Toe Boards Nov 25, 2012

I have been out of town this past week and had very little time in the garage this weekend, but here is where things are at.  Looked at both Lowes and Harbor Freight for a replacement body saw and ended up with Harbor Freight’s body saw located here.  Also purchased an air belt sander for grinding down welds.

Put the body saw to work and was happy with the performance with cutting out the remaining metal:

Should be well within the range:

Need to remove where the floor is connected to the rockers:

I think I will use an air hammer and grinder to remove where the floor is welded to the rockers.  I wanted a higher quality air hammer, so went to Lowes and purchased a new Ingersoll Rand.  Now to remove the final piece and will be able to get a better idea how the patch panel will fit and where to trim next.  Hopefully, I will get some more garage time in towards the latter part of this week.

Toe Boards Nov 18, 2012

Started cutting out the toe-boards

Started out the bottom straight section with my cut-off wheel then switched to my air body saw.  The saw was working good until it shook itself apart – what do you expect from a Harbor Freight tool?  I re-read the reviews and stopped when they commented that it shook itself apart.  So now things are on hold until next weekend when I decide between a replacement saw from Northern Tool or Lowes.  I am leaning towards Northern Tool as it has good reviews and is a little cheaper than Lowes.

What is left of the Harbor Freight junk:

Now for the moment of truth to see if my measurements were acceptable.  I took the piece I cut out and it fits well within the piece I will be patching it with.  So once I get it all cut out, I can trim my replacement piece to match what was cut out.  You will notice that the inner piece is raised some which provides me with even more wiggle room!

I won’t be able to do anymore work on this until next weekend!  Check back then!

Toe Boards Nov 17, 2012

Had a little bit of time today so played with the patch pieces because before I can replace the firewall brackets, I need to patch the toe-board areas.  I must also take into consideration where my patch will connect with the full floor pan I will be replacing.  So after studying some pictures of a full floor pan, I cut into my two partial floor pans for the pieces I will use to patch.

Used some tape as a guide so I cut as straight as possible:

Other side:

Cleaned-up the edges a bit and decided on focusing on the passenger side first where the rusted-out area was bent up from removing the firewall bracket:

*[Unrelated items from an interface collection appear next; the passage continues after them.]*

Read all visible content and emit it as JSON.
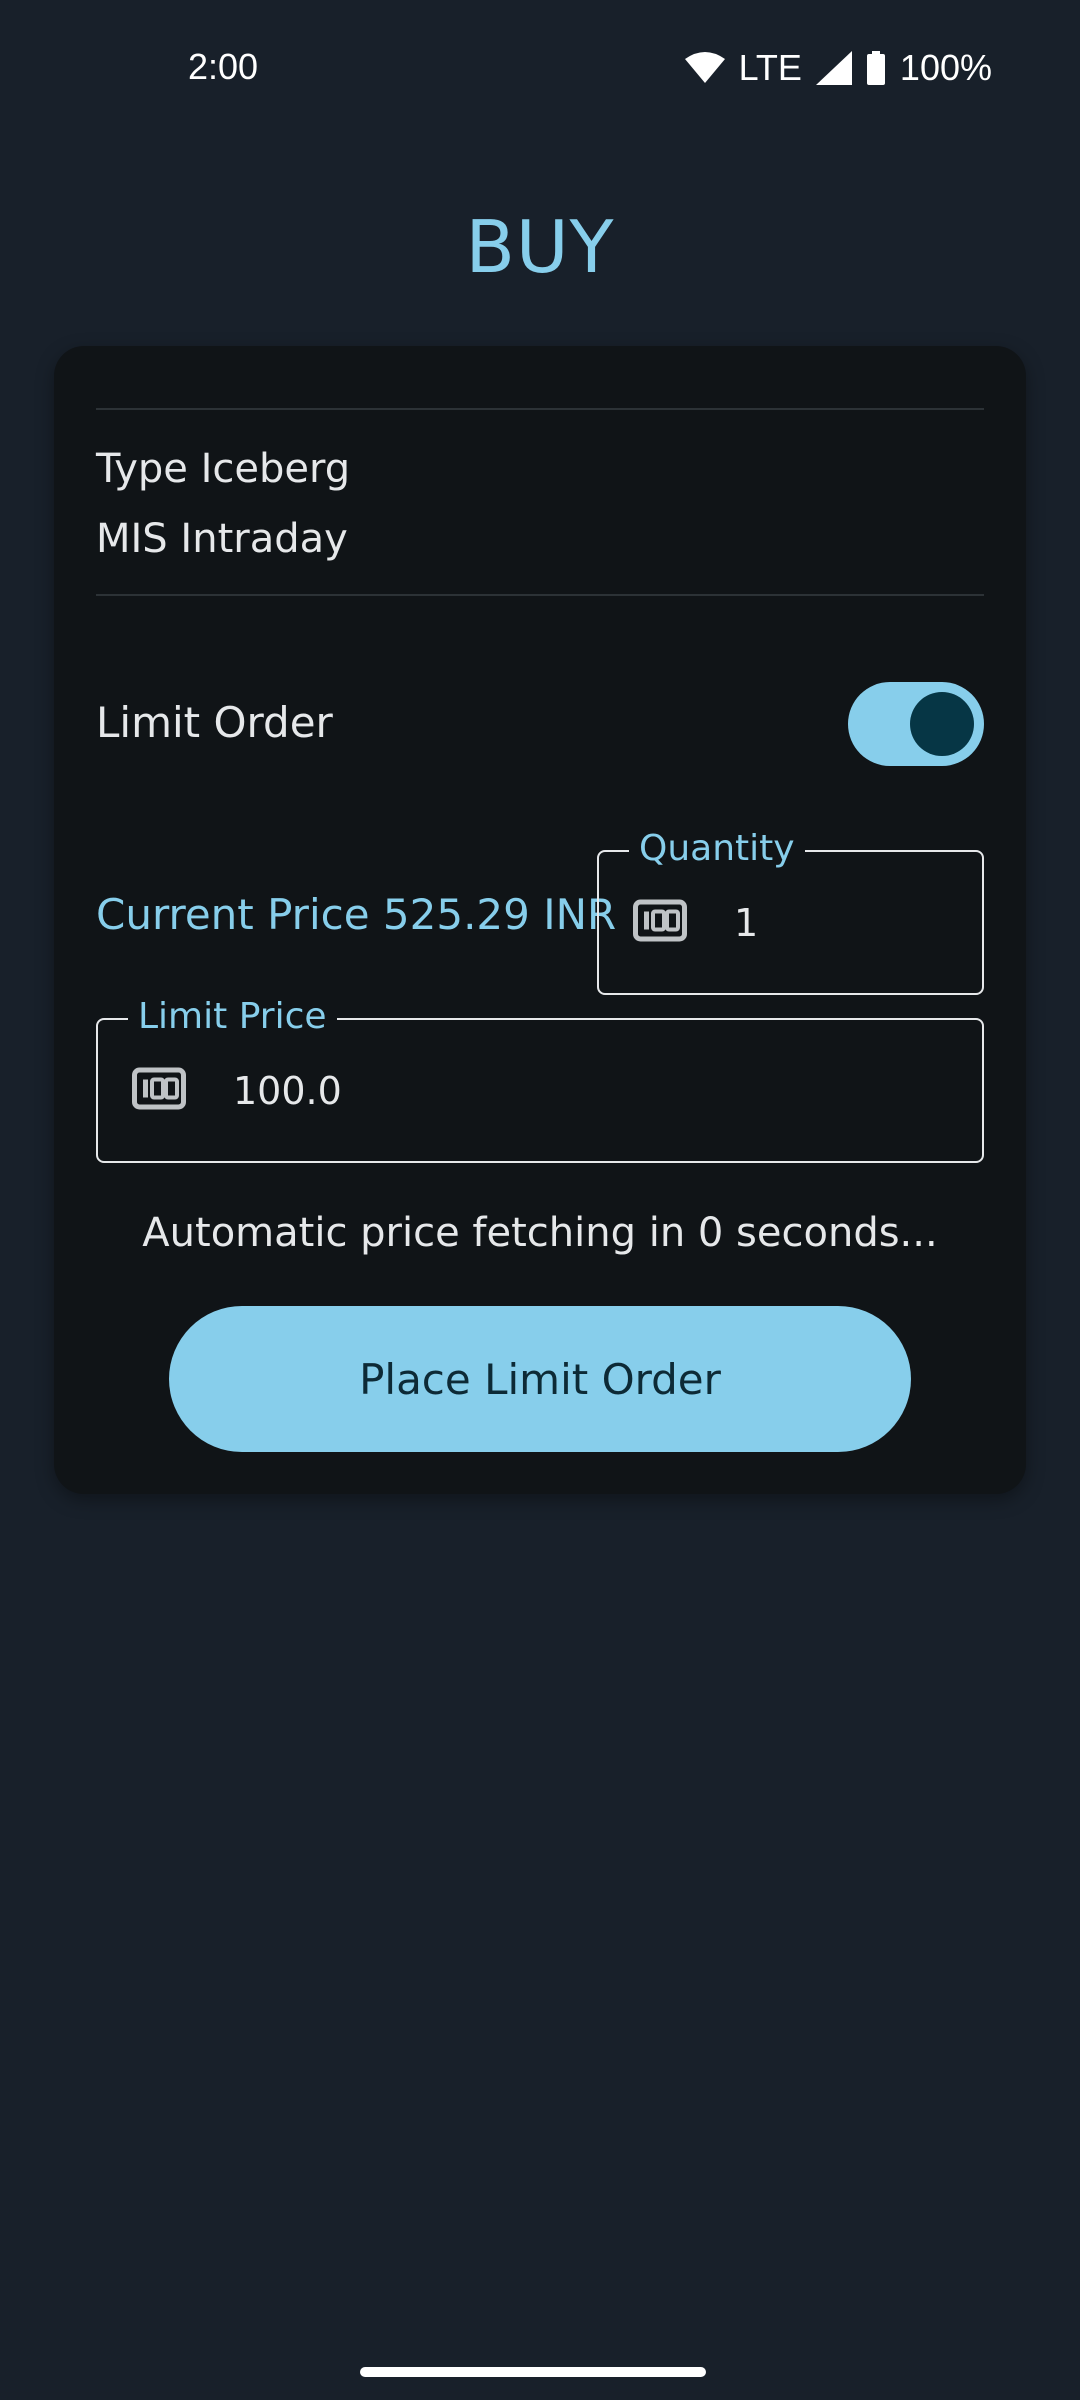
{
  "status_bar": {
    "time": "2:00",
    "network": "LTE",
    "battery": "100%"
  },
  "page": {
    "title": "BUY"
  },
  "order": {
    "type_text": "Type Iceberg",
    "product_text": "MIS Intraday",
    "limit_order_label": "Limit Order",
    "limit_order_enabled": true,
    "current_price_text": "Current Price 525.29 INR",
    "quantity": {
      "label": "Quantity",
      "value": "1",
      "icon": "number-pad-icon"
    },
    "limit_price": {
      "label": "Limit Price",
      "value": "100.0",
      "icon": "number-pad-icon"
    },
    "auto_fetch_text": "Automatic price fetching in 0 seconds...",
    "place_button_label": "Place Limit Order"
  },
  "colors": {
    "background": "#18202a",
    "card": "#101417",
    "accent": "#87ceeb",
    "toggle_thumb": "#063645"
  }
}
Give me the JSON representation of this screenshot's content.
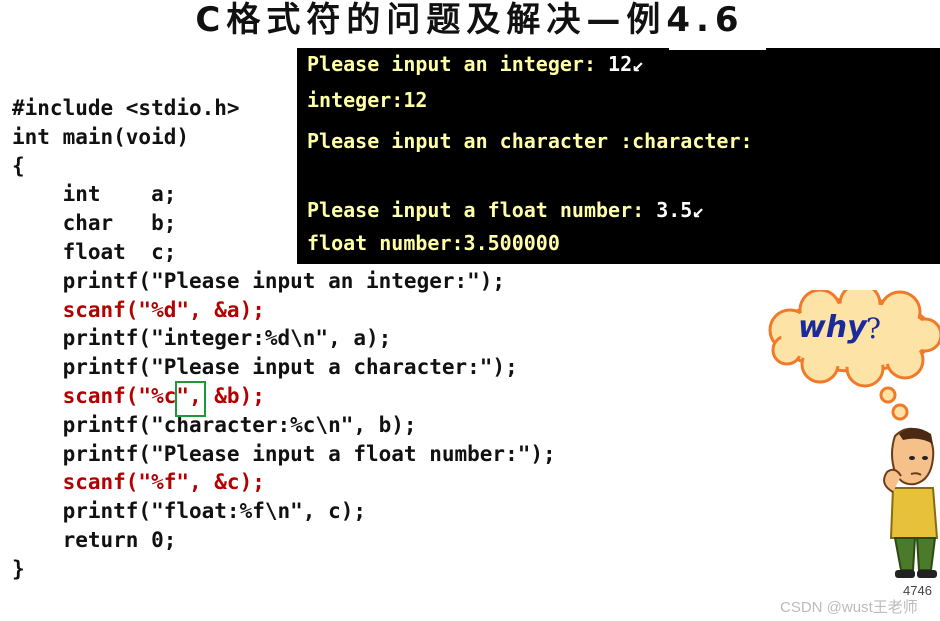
{
  "title": "C格式符的问题及解决—例4.6",
  "code_lines": [
    {
      "text": "#include <stdio.h>",
      "red": false
    },
    {
      "text": "int main(void)",
      "red": false
    },
    {
      "text": "{",
      "red": false
    },
    {
      "text": "    int    a;",
      "red": false
    },
    {
      "text": "    char   b;",
      "red": false
    },
    {
      "text": "    float  c;",
      "red": false
    },
    {
      "text": "    printf(\"Please input an integer:\");",
      "red": false
    },
    {
      "text": "    scanf(\"%d\", &a);",
      "red": true
    },
    {
      "text": "    printf(\"integer:%d\\n\", a);",
      "red": false
    },
    {
      "text": "    printf(\"Please input a character:\");",
      "red": false
    },
    {
      "text": "    scanf(\"%c\", &b);",
      "red": true
    },
    {
      "text": "    printf(\"character:%c\\n\", b);",
      "red": false
    },
    {
      "text": "    printf(\"Please input a float number:\");",
      "red": false
    },
    {
      "text": "    scanf(\"%f\", &c);",
      "red": true
    },
    {
      "text": "    printf(\"float:%f\\n\", c);",
      "red": false
    },
    {
      "text": "    return 0;",
      "red": false
    },
    {
      "text": "}",
      "red": false
    }
  ],
  "terminal": {
    "line1_prompt": "Please input an integer:",
    "line1_input": "12↙",
    "line2": "integer:12",
    "line3_prompt": "Please input an character :",
    "line3_output": "character:",
    "line4_prompt": "Please input a float number:",
    "line4_input": "3.5↙",
    "line5": "float number:3.500000"
  },
  "bubble": {
    "why": "why",
    "question_mark": "?"
  },
  "page_number": "4746",
  "watermark": "CSDN @wust王老师",
  "colors": {
    "code_red": "#b30000",
    "terminal_bg": "#000000",
    "terminal_text": "#ffffa8",
    "highlight_green": "#1a9a3a",
    "why_blue": "#1a2a9a",
    "cloud_fill": "#fde4a6",
    "cloud_stroke": "#f07a2a"
  }
}
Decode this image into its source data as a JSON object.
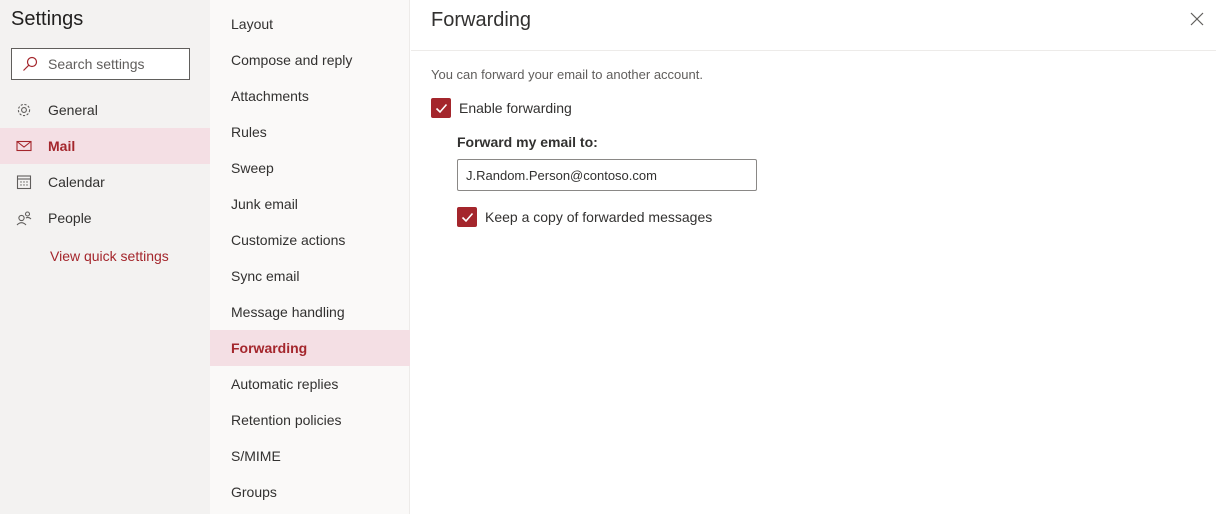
{
  "settings_panel": {
    "title": "Settings",
    "search_placeholder": "Search settings",
    "nav": [
      {
        "label": "General",
        "icon": "gear-icon"
      },
      {
        "label": "Mail",
        "icon": "mail-icon"
      },
      {
        "label": "Calendar",
        "icon": "calendar-icon"
      },
      {
        "label": "People",
        "icon": "people-icon"
      }
    ],
    "quick_settings_link": "View quick settings"
  },
  "categories": [
    "Layout",
    "Compose and reply",
    "Attachments",
    "Rules",
    "Sweep",
    "Junk email",
    "Customize actions",
    "Sync email",
    "Message handling",
    "Forwarding",
    "Automatic replies",
    "Retention policies",
    "S/MIME",
    "Groups"
  ],
  "main": {
    "title": "Forwarding",
    "description": "You can forward your email to another account.",
    "enable_forwarding_label": "Enable forwarding",
    "forward_to_label": "Forward my email to:",
    "forward_to_value": "J.Random.Person@contoso.com",
    "keep_copy_label": "Keep a copy of forwarded messages"
  },
  "colors": {
    "accent": "#a4262c",
    "selected_bg": "#f4dfe4"
  }
}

So I used the plasma cutter to trim some of it away so the pan will sit in there better to give me an idea of where to cut next:

The plan for tomorrow is to cut the floor area smaller than the patch panel, then – if time permits, trim the patch panel to fit in the cut-out area.  I should also mention that there are two ways to do this: either lap one piece over the other (easier) or butt them right next to each-other side-by-side (harder).  I want to butt them together which is a little more work and difficult, but should have better results in the long run.

Firewall Brackets Nov 11, 2012

Started out using my Harbor Freight plum bob and crayons to get some reference points.  Because the body is on jack stands and not 100% level, the measurements are slightly off from what the manual says.

Firewall bracket to floor and mark with Crayon:

Subframe mount under seat to floor and mark with Crayon:

A little off from what the book says…  Repeated five times to ensure the measurement was accurate.

Now start drilling spot welds from inside the car:

and from side bracket:

Start working from middle of car to outside of car using the seam buster (from earlier post) and pry bars to gently pry the bracket away from firewall:

I wasn’t sure if there were two columns of welds like the passenger side – there weren’t:

Bracket removed!

Floor and toe-boards to repair before putting new firewall brackets on and BEFORE replacing with the full floor pan:

Nov 6, 2012 Update

Tonight after work I re-arranged the jack stands to their final resting place until after I complete the floor pan.  Also got the shell as level as possible using jack stands.  You’ll notice the jack stands are supporting the rockers – the rockers are also what I used as a reference to ensure the body is level.  Now I should be able to get some good measurements to record and compare to the manual.